Like many of you, I was both saddened and slightly humbled by the death of the Queen earlier this year.
We can all appreciate the loss of a great leader and figurehead for our nation, respected around the world.
Beyond that, she embodied a familial, matriarchal approach to us as subjects and citizens.
I believe the family is the basic unit of human society - and any leader must build a network of families into communities, and communities into towns and cities, before they focus on issues between nations.
The Queen had that connection with people and at best our political leaders often fail to display it.
We need a government that helps families look after their own, to make them strong enough to support the older generations, care for the sick and most importantly nurture the next generation.
I see the family as a vital institution which we have taken for granted, even overlooked, in our rush to promote our rights as individuals.

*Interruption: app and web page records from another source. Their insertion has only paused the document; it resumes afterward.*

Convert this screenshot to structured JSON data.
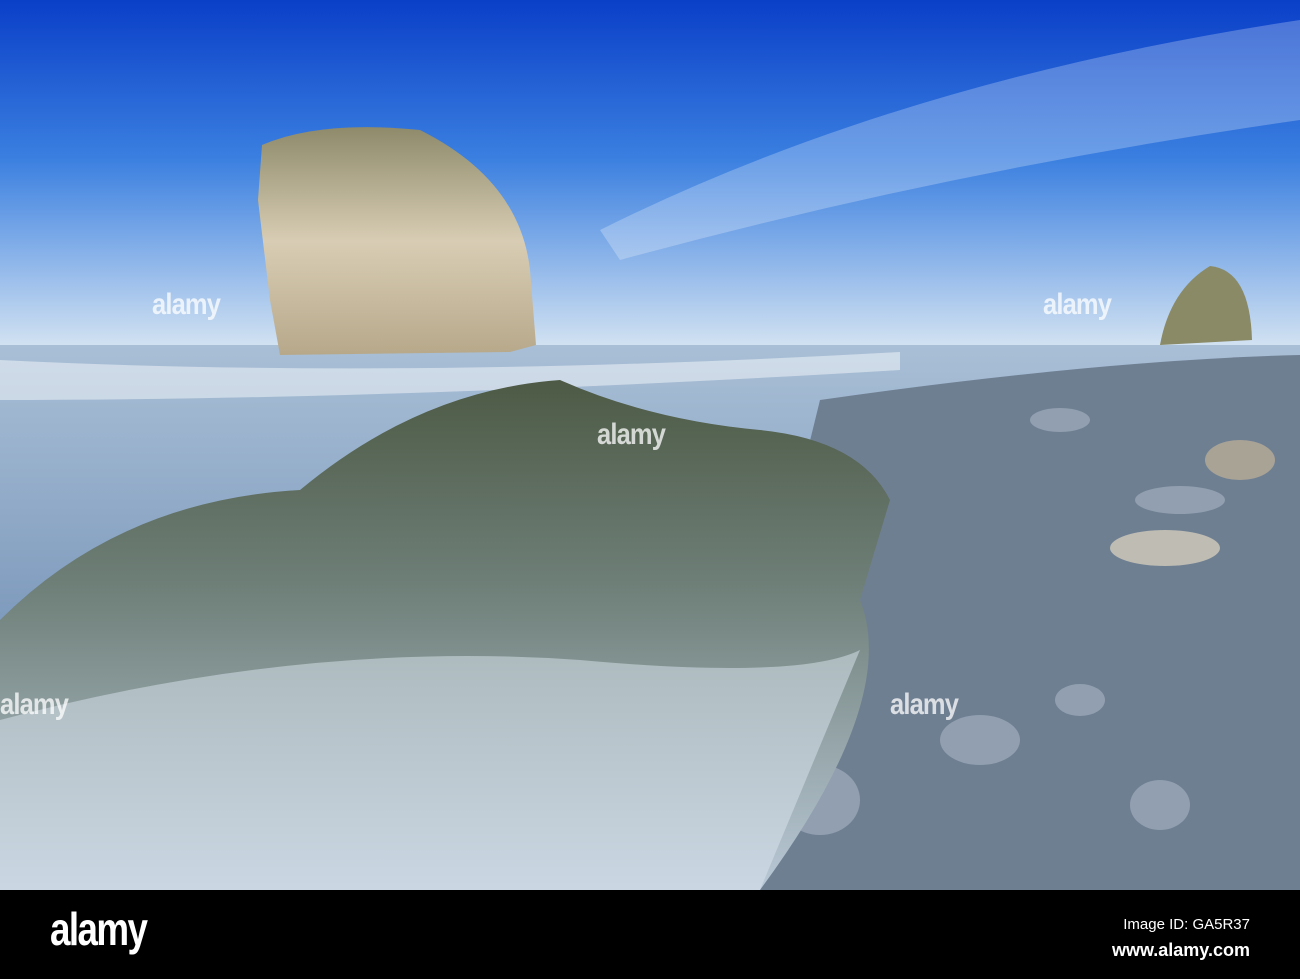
{
  "watermark": {
    "text": "alamy"
  },
  "footer": {
    "logo": "alamy",
    "image_id": "Image ID: GA5R37",
    "url": "www.alamy.com"
  },
  "colors": {
    "sky_top": "#0a3fc8",
    "sky_horizon": "#cfe0f0",
    "sea": "#8fa9c4",
    "rock": "#c9b89a"
  }
}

A family is a form of covenant. In some ways, it's the very definition of a covenant: a group of people sharing mutual obligations, bound together across generations to pool resources, tackle challenges as one and pass on hard-won experience to the young.
Families encourage responsibility. They will always support and protect the individuals within the family – but not at the expense of avoiding one’s obligations.
I saw this in action in our family business.
To my mind, good businesses share many of the values of the family. They cherish their employees and the communities in which they operate, putting people’s needs and concerns at the heart of their decision-making.
At this time of year more than any other, the strength of the family is at the forefront of my mind.